Adam Kay the famous writer and broadcaster admits to a “serious eating disorder” where he chews large amounts of food (usually junk food) and spits it out.
He became painfully aware of his size after a sexual encounter where his partner said that he had done well despite being “a big guy”.
He took the comment to heart and he decided to lose weight the quick way, by starving. Unsurprisingly he developed extreme hunger and began to crave food. Having failed to throw up, he decided to spit food out as a way to lose weight. He began to spit out more and more, to the extent that he kept a bin bag full of spat out food in his room until one day he was “found out”.
For a while, this strategy to lose weight worked. He lost a lot of weight and people began to be concerned about his appearance.
We have an article about chewing and spitting on our information pages. Some people have written in; they are annoyed about the things I have written. They are annoyed about me writing that we can take in a lot of calories when we spit out food, because a lot of energy is inadvertently swallowed.
The psychology of spitting
Spitting can become a major addictive behaviour because of the dopamine hits it gives. But the psychology of spitting is complicated.
For a short time, chewing food and spitting it out will calm the hunger drives. But this doesn’t work well in the long term. When the mouth receives food that the stomach doesn’t get, the brain is not fooled. Chewing palatable tasty and forbidden food will give us a dopamine “hit” that feels gratifying, but there are other physiological processes going on that could make it more likely that we will gain weight in the long term – one month, one year down the line. That is personal. The quick fix of spitting has a cost.
One reader wrote to me that the psychology of spitting food out is simple. He says it is simply about getting the taste without the calories. I do NOT agree.
Why people might chew and spit
What is the person REALLY spitting out? Who is the person REALLY spitting out?
I have found out that most people who chew and spit are very anxious, and this is a way of calming themselves down.
What is the underlying deep sense low self-worth that causes someone to believe that they do not deserve to eat real food. It is not just fear of getting fat.
What is the source of the pain that is being expressed by a behaviour that would be generally seen as shameful?
Does this person really believe that this is the only method of weight control available to them?
What is the cost of doing this, and what is stopping them from getting help?
How to get help
I wish that I had worked with Dr Kay, to find out what led him to take the comment about his size so much to heart, and to be the victim of someone else’s unguarded opinions about him.
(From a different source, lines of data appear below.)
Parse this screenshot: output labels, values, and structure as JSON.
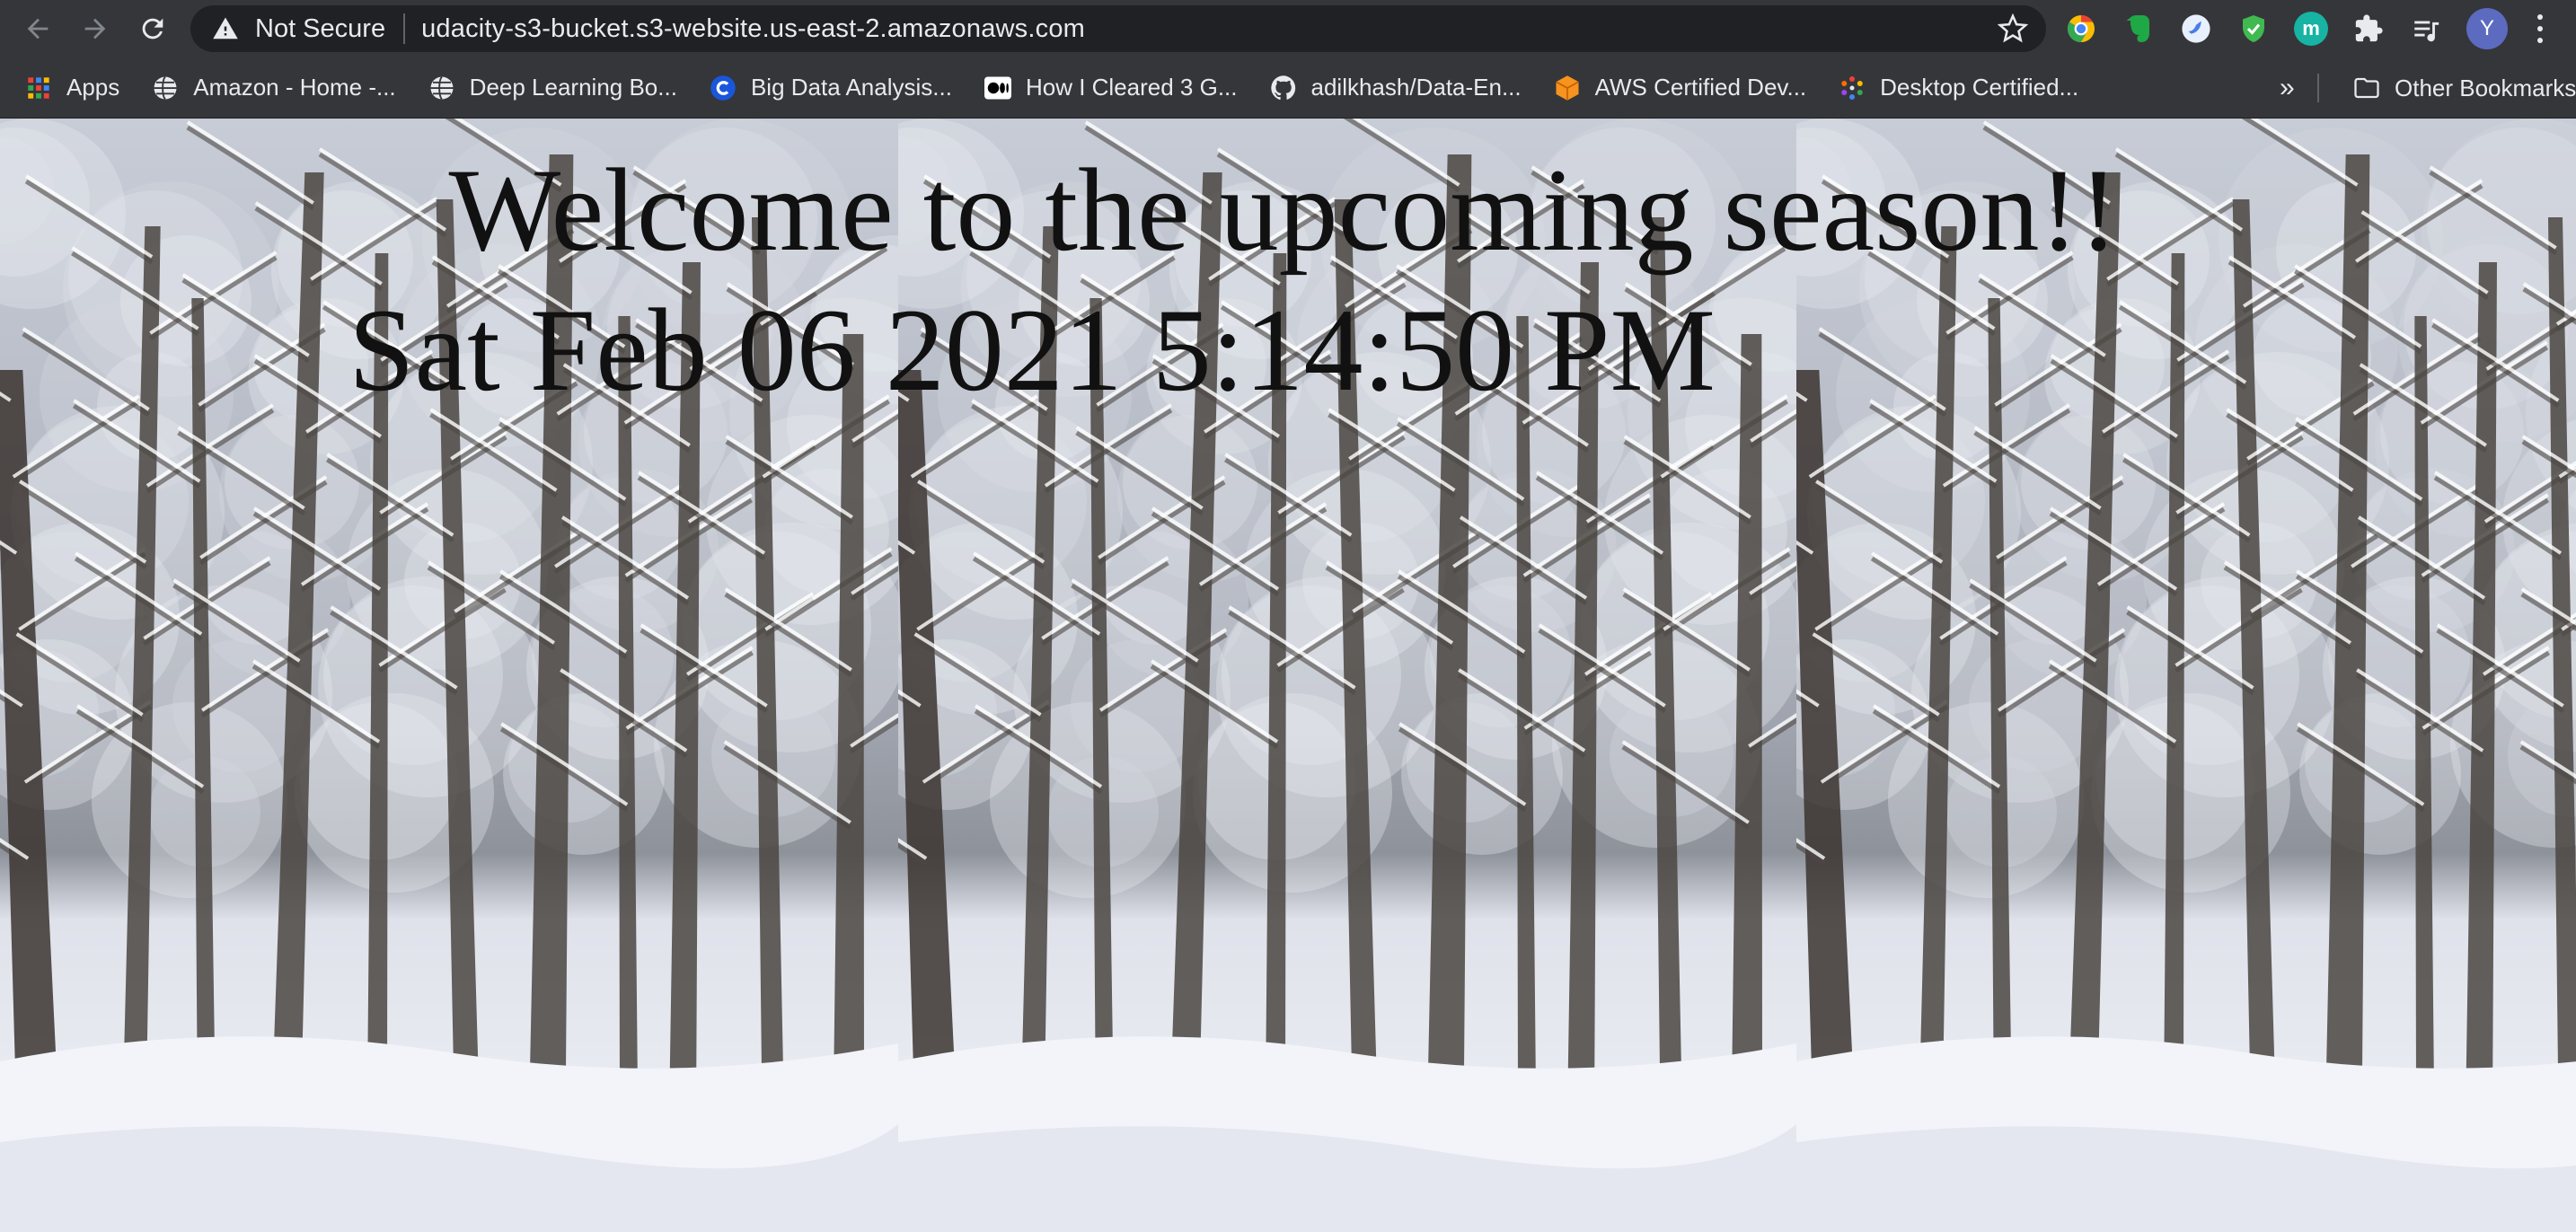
{
  "browser": {
    "security_label": "Not Secure",
    "url": "udacity-s3-bucket.s3-website.us-east-2.amazonaws.com",
    "profile_initial": "Y",
    "extensions": [
      "chrome-color-icon",
      "evernote-icon",
      "blue-bird-icon",
      "shield-check-icon",
      "m-icon",
      "puzzle-icon",
      "reading-list-icon"
    ],
    "extension_m_letter": "m"
  },
  "bookmarks": {
    "items": [
      {
        "label": "Apps",
        "icon": "apps-grid-icon"
      },
      {
        "label": "Amazon - Home -...",
        "icon": "globe-icon"
      },
      {
        "label": "Deep Learning Bo...",
        "icon": "globe-icon"
      },
      {
        "label": "Big Data Analysis...",
        "icon": "c-logo-icon"
      },
      {
        "label": "How I Cleared 3 G...",
        "icon": "medium-icon"
      },
      {
        "label": "adilkhash/Data-En...",
        "icon": "github-icon"
      },
      {
        "label": "AWS Certified Dev...",
        "icon": "aws-cube-icon"
      },
      {
        "label": "Desktop Certified...",
        "icon": "dots-logo-icon"
      }
    ],
    "more_label": "»",
    "other_label": "Other Bookmarks"
  },
  "page": {
    "heading": "Welcome to the upcoming season!!",
    "datetime": "Sat Feb 06 2021 5:14:50 PM"
  }
}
Maybe it is this fragility that lay behind so many of his other problems with life, work and relationships.
If you need help with chewing and spitting, we understand. Contact 0845 838 2040 and explore your options